(EXERCISE DETAILS):
Set down each entry as it stands. Skip the pictures.

(GIVEN ENTRIES):
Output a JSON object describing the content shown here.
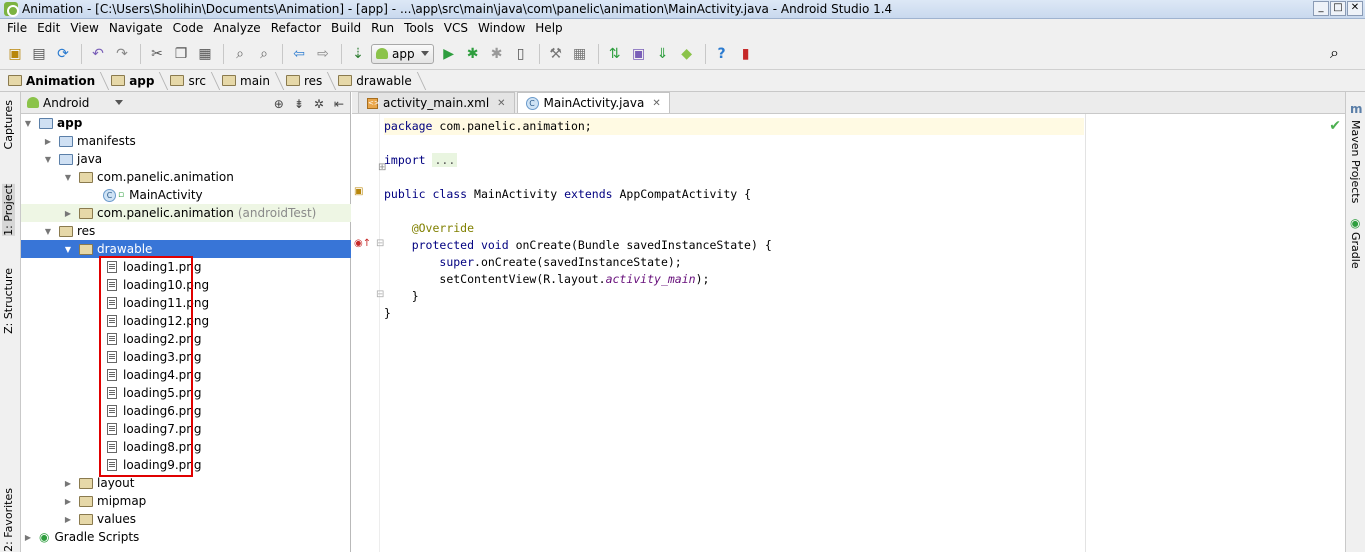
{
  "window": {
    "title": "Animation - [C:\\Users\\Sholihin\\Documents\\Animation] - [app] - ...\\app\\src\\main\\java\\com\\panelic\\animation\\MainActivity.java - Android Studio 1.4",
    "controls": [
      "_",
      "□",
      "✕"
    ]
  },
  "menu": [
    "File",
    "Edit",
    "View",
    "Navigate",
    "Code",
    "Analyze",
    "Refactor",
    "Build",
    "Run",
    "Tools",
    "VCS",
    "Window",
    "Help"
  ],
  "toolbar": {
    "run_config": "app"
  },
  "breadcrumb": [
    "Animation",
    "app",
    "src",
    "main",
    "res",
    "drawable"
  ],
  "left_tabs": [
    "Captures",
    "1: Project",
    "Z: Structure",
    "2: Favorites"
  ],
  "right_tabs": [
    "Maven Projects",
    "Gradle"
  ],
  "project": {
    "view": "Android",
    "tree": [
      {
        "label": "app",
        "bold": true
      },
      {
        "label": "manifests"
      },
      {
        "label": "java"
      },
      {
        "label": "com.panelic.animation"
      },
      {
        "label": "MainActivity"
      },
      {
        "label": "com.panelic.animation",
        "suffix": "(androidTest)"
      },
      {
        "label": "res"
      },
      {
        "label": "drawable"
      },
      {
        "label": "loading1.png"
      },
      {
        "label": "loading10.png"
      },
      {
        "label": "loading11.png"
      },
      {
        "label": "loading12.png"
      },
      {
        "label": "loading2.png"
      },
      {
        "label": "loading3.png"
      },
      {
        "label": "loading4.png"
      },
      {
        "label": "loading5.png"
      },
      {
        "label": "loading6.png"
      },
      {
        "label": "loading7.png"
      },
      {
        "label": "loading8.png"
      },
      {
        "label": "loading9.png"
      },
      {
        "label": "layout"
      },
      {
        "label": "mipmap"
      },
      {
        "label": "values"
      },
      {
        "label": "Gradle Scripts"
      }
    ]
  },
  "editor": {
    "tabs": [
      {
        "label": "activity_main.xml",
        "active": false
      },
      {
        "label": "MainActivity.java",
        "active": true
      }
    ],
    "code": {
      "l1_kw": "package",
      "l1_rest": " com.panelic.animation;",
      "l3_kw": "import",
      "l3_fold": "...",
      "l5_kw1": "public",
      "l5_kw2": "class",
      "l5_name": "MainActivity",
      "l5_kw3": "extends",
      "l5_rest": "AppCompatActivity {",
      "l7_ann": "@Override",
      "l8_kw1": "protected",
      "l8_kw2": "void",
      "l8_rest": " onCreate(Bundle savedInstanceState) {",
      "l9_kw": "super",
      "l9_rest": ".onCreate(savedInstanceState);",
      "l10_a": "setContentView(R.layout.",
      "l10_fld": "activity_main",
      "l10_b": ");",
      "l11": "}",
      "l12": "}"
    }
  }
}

(YOUR RESPONSE):
Output a JSON object describing the content shown here.
{
  "window": {
    "title": "Animation - [C:\\Users\\Sholihin\\Documents\\Animation] - [app] - ...\\app\\src\\main\\java\\com\\panelic\\animation\\MainActivity.java - Android Studio 1.4",
    "controls": [
      "_",
      "□",
      "✕"
    ]
  },
  "menu": [
    "File",
    "Edit",
    "View",
    "Navigate",
    "Code",
    "Analyze",
    "Refactor",
    "Build",
    "Run",
    "Tools",
    "VCS",
    "Window",
    "Help"
  ],
  "toolbar": {
    "run_config": "app"
  },
  "breadcrumb": [
    "Animation",
    "app",
    "src",
    "main",
    "res",
    "drawable"
  ],
  "left_tabs": [
    "Captures",
    "1: Project",
    "Z: Structure",
    "2: Favorites"
  ],
  "right_tabs": [
    "Maven Projects",
    "Gradle"
  ],
  "project": {
    "view": "Android",
    "tree": [
      {
        "label": "app",
        "bold": true
      },
      {
        "label": "manifests"
      },
      {
        "label": "java"
      },
      {
        "label": "com.panelic.animation"
      },
      {
        "label": "MainActivity"
      },
      {
        "label": "com.panelic.animation",
        "suffix": "(androidTest)"
      },
      {
        "label": "res"
      },
      {
        "label": "drawable"
      },
      {
        "label": "loading1.png"
      },
      {
        "label": "loading10.png"
      },
      {
        "label": "loading11.png"
      },
      {
        "label": "loading12.png"
      },
      {
        "label": "loading2.png"
      },
      {
        "label": "loading3.png"
      },
      {
        "label": "loading4.png"
      },
      {
        "label": "loading5.png"
      },
      {
        "label": "loading6.png"
      },
      {
        "label": "loading7.png"
      },
      {
        "label": "loading8.png"
      },
      {
        "label": "loading9.png"
      },
      {
        "label": "layout"
      },
      {
        "label": "mipmap"
      },
      {
        "label": "values"
      },
      {
        "label": "Gradle Scripts"
      }
    ]
  },
  "editor": {
    "tabs": [
      {
        "label": "activity_main.xml",
        "active": false
      },
      {
        "label": "MainActivity.java",
        "active": true
      }
    ],
    "code": {
      "l1_kw": "package",
      "l1_rest": " com.panelic.animation;",
      "l3_kw": "import",
      "l3_fold": "...",
      "l5_kw1": "public",
      "l5_kw2": "class",
      "l5_name": "MainActivity",
      "l5_kw3": "extends",
      "l5_rest": "AppCompatActivity {",
      "l7_ann": "@Override",
      "l8_kw1": "protected",
      "l8_kw2": "void",
      "l8_rest": " onCreate(Bundle savedInstanceState) {",
      "l9_kw": "super",
      "l9_rest": ".onCreate(savedInstanceState);",
      "l10_a": "setContentView(R.layout.",
      "l10_fld": "activity_main",
      "l10_b": ");",
      "l11": "}",
      "l12": "}"
    }
  }
}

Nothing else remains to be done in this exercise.